Intentionality is the ability of representational forms to be about things, to reflect meaning and to be about events and states of affairs in the world.  The problem of intentionality has plagued both psychologists and philosophers. Intentionality is inherently three ways, involving the user, symbols, and things symbolized. Searl tells us that intentionality of langue is secondary and derives from the intrinsic intentionality of the mind. “Intentionality can’t be obtained from any kind of physical system including brains.”
*The Humunculus Problem
The Homunculus was a medieval concept about human reproduction. The male was said to have in him little men just like him with all the basic stuff that makes him work that’s how new men get born. In this topic it’s the idea that we need in the mind another mind or brain like structure to make the mind work. The problem is it keeps requiring ever more little structures to make each one before it work; in endless regression of systems. Kelly and Kelly et al site Dennett’s attempt to solve the homunculus problem in the form of less and less smart homunculi until the bottom level corresponding to heard ware level end the recursion so it’s not infinite. (Dennett 1978) Searl (1992) responds that there has to be something outside the bottom level that knows what lower level compositions mean. Cognitive models can’t function without a homunculus because they lack minds, as Kelly tells us.

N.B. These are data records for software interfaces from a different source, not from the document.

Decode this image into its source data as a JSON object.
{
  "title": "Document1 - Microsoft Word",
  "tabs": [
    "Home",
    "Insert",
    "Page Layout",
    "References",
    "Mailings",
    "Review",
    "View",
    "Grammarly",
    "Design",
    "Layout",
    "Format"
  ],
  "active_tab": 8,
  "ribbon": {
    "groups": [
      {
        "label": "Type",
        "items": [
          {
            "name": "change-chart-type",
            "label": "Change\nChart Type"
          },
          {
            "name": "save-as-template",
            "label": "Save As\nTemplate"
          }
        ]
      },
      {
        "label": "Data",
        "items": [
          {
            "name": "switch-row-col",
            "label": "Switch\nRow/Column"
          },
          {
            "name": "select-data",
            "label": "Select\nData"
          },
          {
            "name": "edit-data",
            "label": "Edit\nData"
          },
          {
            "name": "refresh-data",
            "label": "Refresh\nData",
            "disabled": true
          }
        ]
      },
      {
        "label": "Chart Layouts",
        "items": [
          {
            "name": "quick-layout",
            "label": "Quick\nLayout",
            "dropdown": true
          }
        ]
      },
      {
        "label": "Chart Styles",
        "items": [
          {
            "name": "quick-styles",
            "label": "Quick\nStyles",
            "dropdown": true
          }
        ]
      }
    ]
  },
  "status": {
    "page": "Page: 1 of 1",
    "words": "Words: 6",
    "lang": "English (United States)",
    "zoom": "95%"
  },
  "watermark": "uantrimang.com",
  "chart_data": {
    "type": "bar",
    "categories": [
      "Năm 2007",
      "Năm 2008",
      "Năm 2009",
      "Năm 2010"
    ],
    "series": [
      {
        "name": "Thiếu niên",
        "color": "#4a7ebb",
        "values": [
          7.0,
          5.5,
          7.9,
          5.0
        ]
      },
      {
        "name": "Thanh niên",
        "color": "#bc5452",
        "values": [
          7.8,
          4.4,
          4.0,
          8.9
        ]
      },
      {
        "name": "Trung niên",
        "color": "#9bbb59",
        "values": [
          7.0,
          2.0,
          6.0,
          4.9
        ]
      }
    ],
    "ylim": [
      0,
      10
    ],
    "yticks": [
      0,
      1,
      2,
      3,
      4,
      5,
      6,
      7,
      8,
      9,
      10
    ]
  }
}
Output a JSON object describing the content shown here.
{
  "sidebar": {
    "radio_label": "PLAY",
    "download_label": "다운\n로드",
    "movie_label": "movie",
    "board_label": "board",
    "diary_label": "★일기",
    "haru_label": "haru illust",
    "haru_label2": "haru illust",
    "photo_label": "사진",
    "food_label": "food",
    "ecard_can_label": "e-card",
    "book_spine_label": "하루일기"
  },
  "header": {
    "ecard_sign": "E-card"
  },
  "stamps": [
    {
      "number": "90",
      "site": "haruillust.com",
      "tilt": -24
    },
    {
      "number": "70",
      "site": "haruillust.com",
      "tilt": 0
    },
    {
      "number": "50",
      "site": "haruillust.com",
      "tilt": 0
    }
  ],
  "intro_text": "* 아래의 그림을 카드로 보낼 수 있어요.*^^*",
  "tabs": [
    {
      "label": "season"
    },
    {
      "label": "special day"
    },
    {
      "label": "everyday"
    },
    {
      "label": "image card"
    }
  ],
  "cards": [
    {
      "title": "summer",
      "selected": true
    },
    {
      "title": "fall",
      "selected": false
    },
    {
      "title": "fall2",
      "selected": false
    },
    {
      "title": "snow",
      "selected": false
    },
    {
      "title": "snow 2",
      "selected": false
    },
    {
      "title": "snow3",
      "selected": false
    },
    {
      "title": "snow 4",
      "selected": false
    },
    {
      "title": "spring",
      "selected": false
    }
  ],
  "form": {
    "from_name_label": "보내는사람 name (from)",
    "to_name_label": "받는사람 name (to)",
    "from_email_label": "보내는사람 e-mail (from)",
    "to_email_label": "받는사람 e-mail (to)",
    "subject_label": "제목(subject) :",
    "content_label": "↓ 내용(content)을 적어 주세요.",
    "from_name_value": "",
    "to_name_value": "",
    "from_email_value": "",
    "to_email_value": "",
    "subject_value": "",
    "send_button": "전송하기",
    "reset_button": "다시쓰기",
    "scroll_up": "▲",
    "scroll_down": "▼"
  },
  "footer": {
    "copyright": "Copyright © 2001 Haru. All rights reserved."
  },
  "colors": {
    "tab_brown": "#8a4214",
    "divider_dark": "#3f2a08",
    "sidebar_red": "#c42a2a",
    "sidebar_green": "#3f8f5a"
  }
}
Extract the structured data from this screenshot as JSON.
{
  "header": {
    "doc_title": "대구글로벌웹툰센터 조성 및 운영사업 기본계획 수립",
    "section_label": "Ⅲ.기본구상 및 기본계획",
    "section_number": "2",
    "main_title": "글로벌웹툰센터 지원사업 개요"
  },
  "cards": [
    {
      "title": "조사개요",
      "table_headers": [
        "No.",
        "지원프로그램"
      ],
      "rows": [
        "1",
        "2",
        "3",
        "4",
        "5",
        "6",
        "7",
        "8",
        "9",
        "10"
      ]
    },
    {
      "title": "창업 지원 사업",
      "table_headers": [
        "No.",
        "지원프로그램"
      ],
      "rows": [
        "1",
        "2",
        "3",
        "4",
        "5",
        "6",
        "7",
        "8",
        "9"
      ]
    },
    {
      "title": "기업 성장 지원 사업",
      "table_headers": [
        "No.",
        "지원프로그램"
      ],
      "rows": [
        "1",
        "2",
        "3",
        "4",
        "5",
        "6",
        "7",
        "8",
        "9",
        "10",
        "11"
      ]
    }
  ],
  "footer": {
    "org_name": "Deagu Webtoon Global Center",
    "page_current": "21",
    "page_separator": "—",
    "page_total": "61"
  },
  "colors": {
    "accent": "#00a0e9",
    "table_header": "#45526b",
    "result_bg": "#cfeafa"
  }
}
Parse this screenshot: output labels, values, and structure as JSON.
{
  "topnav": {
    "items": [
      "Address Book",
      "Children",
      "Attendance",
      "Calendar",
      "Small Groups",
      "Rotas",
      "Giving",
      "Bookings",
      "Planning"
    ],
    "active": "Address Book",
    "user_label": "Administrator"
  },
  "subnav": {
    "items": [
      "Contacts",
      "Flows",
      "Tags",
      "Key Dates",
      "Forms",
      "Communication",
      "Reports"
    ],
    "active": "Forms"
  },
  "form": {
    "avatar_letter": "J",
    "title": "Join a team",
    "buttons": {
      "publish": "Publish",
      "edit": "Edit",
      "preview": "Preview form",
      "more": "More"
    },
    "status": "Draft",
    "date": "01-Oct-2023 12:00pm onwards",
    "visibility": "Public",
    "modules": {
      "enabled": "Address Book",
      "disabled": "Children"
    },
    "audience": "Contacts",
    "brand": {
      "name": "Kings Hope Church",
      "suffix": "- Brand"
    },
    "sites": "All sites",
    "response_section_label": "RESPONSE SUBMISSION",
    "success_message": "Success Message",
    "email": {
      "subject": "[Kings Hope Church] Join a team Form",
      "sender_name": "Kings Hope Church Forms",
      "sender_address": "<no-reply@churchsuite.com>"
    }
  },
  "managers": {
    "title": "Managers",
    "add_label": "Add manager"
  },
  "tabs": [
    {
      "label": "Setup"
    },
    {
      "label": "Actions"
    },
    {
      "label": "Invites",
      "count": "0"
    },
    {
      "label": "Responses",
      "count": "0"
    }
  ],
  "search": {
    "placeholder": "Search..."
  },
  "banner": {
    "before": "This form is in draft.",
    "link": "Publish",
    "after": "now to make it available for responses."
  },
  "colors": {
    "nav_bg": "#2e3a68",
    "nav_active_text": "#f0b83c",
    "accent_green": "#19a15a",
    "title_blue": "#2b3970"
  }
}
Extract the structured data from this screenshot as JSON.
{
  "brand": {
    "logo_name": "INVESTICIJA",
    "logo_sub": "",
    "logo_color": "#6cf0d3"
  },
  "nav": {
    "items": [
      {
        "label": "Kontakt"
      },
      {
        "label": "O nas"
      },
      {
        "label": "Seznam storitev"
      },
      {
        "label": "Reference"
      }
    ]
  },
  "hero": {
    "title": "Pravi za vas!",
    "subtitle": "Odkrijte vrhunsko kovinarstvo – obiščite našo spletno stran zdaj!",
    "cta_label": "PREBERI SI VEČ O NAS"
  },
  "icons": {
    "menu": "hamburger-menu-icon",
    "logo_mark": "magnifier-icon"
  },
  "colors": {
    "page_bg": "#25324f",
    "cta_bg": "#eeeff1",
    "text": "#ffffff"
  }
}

No homunculus problem, however, is posed by the structure of our conscious experience itself. The efforts of Dennett and others to claim that there is such a problem, and to use that to ridicule any residue of dualism, rely upon the deeply flawed metaphor of the Cartesian theater a place where mental contents get displayed and I pop in separately to view them. Descartes himself, James, Searl and others all have this right: conscious experience comes to us whole and undivided, with the qualitative feels, phenomenological content, unity, and subjective point of view all built in, intrinsic features. I and my experience cannot be separated in this way. 
 Edward F. Kelley and Emily Williams Kelley, et al, Irreducible Mind: Toward a Psychology for the 21st Century. Boulder, New York, Toronto: Rowman and Littlefield Publishing Inc, 2007/2010, 37.
 Ibid. 38, referring to W.McDougall, Proceedings of scientific physical research 25, 11-29. (1911/1961)..
 ibid. 38 refers to Dennette and kinsbourne in Consciousness Explained. (op cit) 183-247
 ibid, sites C.Von der Malsburg, “Binding In Models of Perception and Brain Function.” Current Opinion in Neurobiology, 5, 520-526. also sited Crick 94; Dehaene and Naccache, 2001; Edelmon and Tononi, 2000; Engle, Fries and Singer 2001; W.J. Freeman 2000, and others.
 ibid, 40, he sites A.K. Engle et al, 2001; Shimojo and Shams 2001;
 ibid, 41-42 sites Rodolfo Llina’s and Pare’ 1996 Llina’s and Ribary, 1994.
 Ibid, 42 see Heil 1981
 ibid, 43 see Searl 1992
 ibid  ibid, see also studies, puccetti 1989; Dupuy 2000 discussion of issue form opposing points of view).
 Ibid see Dennett 1978 and Searl 1992)
[43 ibid, 44
Posted by Joe Hinman at 3:58 AM